What if you were grateful for your lunch and your children and your partner and your vehicle and your ability to read this article and your favorite chair and your source of income and your legs that carry you around?  That might be a good start to adding some pleasant feelings to your day without having to go out to buy anything.

As a matter of fact, I recommend starting a gratitude journal where, at the end of the day, you write down at least 2 new things that you noticed that day that you were grateful for.  As I wrote above, it’s the nature of the brain to notice what you don’t like.  Why not go out of your way to balance that natural tendency to feel gratitude for all the blessings that we normally take for granted.

We all can take conscious responsibility for the quality of our life by inviting gratitude in.

Slowing Down to the Speed of Life

We have sped through our lives. We’ve tried to “fast forward” ourselves. As a child we couldn’t wait to be older than we were. When my grandson, Alex, turned 5, he told me, “All my life I’ve been waiting to be 5!”

We’ve wished away years of our lives by holding out for different conditions in order to be happy:
-“When I graduate and get a job, then I’ll be happy.”
-“When I find the perfect mate, then I’ll be happy.”
-“When I lose ___ pounds, then I’ll be happy.”
The assumption is that in the intervening time, we will have no choice except to be unhappy.

At some mysterious point, most of us begin to say, “Whoa! Wait a minute. I’m getting older. Maybe it’s not so great and wonderful to be turning 27” (or whatever age it might be). Just as we change our minds and decide we don’t really want to race ahead, we really begin to notice that every year seems to be speeding by at an ever increasing pace.

Everything seems to be a blur. There’s never enough time to get things done at home or at work.

And then at some even later point in life, we find ourselves saying another “Whoa! Maybe there really isn’t going to be time to get everything done in this lifetime!”

This can be a real turning point that invites us to become more discerning about what is truly important to us. Do we really need to keep up with all the Joneses in our lives or do we say, ” I have enough things.”

Perhaps quality time with those we love takes on new significance.
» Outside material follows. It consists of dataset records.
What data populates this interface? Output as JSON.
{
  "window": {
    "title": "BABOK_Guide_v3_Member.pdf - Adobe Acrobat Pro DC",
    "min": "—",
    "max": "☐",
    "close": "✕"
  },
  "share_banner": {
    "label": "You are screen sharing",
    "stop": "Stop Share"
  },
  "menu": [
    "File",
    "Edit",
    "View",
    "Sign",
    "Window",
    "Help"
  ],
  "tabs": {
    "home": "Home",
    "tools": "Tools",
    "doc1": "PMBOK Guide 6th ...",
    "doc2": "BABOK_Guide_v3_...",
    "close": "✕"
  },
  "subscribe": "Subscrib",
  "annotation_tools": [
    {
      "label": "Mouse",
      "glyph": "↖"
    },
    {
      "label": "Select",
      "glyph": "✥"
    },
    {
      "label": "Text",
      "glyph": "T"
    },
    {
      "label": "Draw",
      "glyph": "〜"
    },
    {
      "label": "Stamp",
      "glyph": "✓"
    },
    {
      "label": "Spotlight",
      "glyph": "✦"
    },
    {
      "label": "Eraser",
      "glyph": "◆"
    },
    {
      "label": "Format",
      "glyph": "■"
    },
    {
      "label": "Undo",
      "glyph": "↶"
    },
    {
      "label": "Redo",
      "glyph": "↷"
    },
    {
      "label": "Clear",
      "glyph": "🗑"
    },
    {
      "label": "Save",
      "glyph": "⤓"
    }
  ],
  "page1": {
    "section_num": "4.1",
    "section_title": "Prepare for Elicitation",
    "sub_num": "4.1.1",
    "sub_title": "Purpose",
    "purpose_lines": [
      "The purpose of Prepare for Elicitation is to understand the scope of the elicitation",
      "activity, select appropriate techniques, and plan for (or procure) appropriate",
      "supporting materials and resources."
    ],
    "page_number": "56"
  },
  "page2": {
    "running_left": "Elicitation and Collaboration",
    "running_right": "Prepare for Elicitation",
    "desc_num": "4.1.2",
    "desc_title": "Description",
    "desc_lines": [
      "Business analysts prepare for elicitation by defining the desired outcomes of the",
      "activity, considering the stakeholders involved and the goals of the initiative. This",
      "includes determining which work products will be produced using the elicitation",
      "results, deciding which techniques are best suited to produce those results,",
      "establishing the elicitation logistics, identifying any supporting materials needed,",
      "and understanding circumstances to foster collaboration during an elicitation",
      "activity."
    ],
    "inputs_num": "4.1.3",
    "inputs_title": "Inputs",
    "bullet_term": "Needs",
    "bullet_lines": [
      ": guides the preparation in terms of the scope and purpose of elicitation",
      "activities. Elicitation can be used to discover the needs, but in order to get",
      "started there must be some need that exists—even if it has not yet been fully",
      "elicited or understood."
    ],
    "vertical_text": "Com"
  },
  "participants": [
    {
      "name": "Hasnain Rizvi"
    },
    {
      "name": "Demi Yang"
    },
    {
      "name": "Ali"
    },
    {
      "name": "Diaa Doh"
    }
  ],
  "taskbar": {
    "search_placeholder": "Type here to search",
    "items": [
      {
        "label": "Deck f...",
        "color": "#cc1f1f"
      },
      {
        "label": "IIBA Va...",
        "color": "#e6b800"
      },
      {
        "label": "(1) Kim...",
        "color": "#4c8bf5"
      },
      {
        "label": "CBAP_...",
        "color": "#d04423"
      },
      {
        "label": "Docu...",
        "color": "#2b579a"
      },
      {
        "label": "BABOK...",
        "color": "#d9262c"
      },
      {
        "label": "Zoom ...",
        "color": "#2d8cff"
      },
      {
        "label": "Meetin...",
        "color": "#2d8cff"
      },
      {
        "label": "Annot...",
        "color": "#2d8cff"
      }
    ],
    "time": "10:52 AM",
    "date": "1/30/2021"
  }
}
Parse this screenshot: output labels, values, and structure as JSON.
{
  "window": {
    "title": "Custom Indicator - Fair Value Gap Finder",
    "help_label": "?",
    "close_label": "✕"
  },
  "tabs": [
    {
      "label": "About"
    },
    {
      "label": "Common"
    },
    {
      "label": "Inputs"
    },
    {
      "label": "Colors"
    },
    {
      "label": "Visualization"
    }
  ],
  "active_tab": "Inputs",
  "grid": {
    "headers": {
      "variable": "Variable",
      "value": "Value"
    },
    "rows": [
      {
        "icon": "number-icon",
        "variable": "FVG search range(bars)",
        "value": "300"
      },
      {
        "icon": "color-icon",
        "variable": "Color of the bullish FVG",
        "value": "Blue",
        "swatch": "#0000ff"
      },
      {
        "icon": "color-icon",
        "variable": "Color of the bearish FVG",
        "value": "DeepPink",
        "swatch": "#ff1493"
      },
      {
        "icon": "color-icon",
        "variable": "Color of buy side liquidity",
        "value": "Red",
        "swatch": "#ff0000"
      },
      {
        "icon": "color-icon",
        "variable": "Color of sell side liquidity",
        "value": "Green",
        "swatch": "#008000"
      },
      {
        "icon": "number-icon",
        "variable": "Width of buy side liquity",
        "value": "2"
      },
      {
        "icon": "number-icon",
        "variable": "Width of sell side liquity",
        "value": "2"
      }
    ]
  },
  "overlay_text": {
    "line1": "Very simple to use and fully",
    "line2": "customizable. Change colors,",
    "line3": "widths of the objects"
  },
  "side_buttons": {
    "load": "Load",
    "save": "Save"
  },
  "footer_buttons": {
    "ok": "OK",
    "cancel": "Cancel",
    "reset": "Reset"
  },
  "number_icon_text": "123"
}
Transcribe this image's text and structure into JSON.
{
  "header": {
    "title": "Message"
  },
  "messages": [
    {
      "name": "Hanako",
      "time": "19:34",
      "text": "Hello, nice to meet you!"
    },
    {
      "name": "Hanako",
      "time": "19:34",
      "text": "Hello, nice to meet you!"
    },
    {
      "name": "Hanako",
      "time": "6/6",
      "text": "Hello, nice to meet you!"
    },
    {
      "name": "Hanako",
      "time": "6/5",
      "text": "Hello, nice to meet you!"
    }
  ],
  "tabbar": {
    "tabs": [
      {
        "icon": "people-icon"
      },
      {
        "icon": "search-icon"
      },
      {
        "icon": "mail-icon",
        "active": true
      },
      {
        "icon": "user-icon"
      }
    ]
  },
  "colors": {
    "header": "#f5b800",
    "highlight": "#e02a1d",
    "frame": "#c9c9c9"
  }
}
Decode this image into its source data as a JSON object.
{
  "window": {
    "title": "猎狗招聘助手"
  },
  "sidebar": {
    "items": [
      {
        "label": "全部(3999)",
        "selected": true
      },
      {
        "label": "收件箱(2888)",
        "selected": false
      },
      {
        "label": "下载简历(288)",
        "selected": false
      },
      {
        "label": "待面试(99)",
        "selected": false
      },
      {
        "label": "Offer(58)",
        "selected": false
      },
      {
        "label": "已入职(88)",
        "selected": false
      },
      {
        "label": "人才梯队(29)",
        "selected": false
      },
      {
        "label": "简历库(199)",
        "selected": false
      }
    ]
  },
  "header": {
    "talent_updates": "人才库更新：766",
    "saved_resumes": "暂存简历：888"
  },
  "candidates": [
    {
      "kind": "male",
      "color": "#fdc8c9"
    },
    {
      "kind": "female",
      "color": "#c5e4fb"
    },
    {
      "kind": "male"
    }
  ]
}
We know how short life is because more and more family members and friends are dying way too early. We want to do things that are meaningful for us:

Perhaps we go out of our way to smile more.
Perhaps we really stop to smell the roses.
Perhaps we try to extend kindness to strangers.
Perhaps we find ways to volunteer our time or give our money to
those who have less than we.
Perhaps we just allow ourselves to totally soak in the joy of
being with our grandchildren.

Try this:

Slow yourself down by taking a few deep breaths. Invite any areas of tension in your body to relax and let go.
(Notice that everything slows down when you bring yourself into the present moment in this way.)
When you relax and slow down you can think more clearly.
Ask yourself, “At this point in my life, what do I would I like to be of utmost importance to me? What do I no longer need to be doing? How can I make this happen?

You might need to come back to these questions every so often to revise the answers.